▶ [Given information]
>>
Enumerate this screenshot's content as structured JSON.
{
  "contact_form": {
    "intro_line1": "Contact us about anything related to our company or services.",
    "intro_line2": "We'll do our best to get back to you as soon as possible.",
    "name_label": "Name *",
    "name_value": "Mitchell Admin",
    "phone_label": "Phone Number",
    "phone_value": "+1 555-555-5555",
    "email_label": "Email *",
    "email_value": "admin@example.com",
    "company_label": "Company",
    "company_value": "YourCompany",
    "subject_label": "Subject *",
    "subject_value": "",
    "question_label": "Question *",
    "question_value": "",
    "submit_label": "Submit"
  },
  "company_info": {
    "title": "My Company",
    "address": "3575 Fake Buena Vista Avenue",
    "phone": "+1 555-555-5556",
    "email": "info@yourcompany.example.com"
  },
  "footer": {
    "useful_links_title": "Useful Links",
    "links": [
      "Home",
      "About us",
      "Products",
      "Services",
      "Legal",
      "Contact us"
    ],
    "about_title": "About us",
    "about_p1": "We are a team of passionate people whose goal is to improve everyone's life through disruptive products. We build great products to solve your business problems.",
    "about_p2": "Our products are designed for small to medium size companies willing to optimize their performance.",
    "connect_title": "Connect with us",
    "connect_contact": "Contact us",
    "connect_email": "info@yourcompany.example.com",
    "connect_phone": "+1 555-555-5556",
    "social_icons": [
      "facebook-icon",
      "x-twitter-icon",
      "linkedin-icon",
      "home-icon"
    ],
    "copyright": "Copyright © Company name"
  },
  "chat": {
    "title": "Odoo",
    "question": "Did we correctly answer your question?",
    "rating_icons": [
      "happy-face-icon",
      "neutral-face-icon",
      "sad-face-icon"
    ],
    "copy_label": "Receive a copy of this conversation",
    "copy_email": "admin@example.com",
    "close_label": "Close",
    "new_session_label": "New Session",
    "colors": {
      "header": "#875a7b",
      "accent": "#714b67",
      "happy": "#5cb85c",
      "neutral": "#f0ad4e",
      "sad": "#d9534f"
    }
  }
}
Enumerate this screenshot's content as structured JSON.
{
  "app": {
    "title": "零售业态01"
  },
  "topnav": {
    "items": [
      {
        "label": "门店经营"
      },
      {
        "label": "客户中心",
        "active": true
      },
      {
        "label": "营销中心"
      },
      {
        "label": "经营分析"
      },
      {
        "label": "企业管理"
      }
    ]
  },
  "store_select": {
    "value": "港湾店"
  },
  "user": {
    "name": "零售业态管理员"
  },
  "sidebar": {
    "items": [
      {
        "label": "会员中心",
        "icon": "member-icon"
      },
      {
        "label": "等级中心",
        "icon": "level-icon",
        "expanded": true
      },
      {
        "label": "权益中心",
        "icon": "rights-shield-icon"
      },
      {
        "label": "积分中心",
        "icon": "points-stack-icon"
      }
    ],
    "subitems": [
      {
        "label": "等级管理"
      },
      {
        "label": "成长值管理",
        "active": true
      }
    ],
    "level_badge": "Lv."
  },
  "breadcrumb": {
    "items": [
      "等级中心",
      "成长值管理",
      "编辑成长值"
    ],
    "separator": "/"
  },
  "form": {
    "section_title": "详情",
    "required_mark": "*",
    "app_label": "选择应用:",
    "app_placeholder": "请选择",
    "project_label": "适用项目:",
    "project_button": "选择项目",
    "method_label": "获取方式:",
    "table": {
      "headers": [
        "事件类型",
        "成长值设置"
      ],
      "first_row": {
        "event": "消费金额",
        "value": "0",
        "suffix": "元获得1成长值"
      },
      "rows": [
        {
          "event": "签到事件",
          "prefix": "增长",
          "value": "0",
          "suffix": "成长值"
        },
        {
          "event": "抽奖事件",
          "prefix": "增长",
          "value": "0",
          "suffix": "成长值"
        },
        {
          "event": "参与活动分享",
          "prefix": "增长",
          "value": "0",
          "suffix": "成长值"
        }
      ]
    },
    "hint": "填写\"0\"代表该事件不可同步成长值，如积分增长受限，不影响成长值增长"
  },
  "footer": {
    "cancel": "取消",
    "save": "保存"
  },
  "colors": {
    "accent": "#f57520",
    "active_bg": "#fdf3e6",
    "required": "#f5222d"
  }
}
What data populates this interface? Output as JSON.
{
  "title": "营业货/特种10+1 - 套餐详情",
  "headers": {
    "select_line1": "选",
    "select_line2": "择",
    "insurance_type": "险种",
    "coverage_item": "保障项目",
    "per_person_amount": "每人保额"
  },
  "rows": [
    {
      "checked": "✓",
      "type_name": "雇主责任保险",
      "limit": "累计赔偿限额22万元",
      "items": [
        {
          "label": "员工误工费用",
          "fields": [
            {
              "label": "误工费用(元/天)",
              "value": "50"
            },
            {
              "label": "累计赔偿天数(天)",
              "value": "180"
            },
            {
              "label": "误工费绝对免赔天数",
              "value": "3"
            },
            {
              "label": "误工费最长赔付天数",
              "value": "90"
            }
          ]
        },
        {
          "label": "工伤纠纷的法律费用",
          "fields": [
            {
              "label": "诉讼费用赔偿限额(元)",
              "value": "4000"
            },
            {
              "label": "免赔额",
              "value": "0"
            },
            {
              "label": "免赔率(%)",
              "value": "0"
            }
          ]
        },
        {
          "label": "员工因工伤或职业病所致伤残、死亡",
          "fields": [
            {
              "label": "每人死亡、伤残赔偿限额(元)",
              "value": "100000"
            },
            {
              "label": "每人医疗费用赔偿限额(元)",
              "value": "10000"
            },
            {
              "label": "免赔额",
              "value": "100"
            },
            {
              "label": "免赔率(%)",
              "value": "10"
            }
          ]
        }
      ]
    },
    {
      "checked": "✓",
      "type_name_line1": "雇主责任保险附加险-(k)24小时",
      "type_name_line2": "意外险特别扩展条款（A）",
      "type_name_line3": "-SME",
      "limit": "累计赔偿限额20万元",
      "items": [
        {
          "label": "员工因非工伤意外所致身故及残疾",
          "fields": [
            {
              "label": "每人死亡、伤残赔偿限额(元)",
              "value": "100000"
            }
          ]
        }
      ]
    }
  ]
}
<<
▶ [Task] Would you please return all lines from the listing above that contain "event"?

▶ [Result]
        "event": "消费金额",
          "event": "签到事件",
          "event": "抽奖事件",
          "event": "参与活动分享",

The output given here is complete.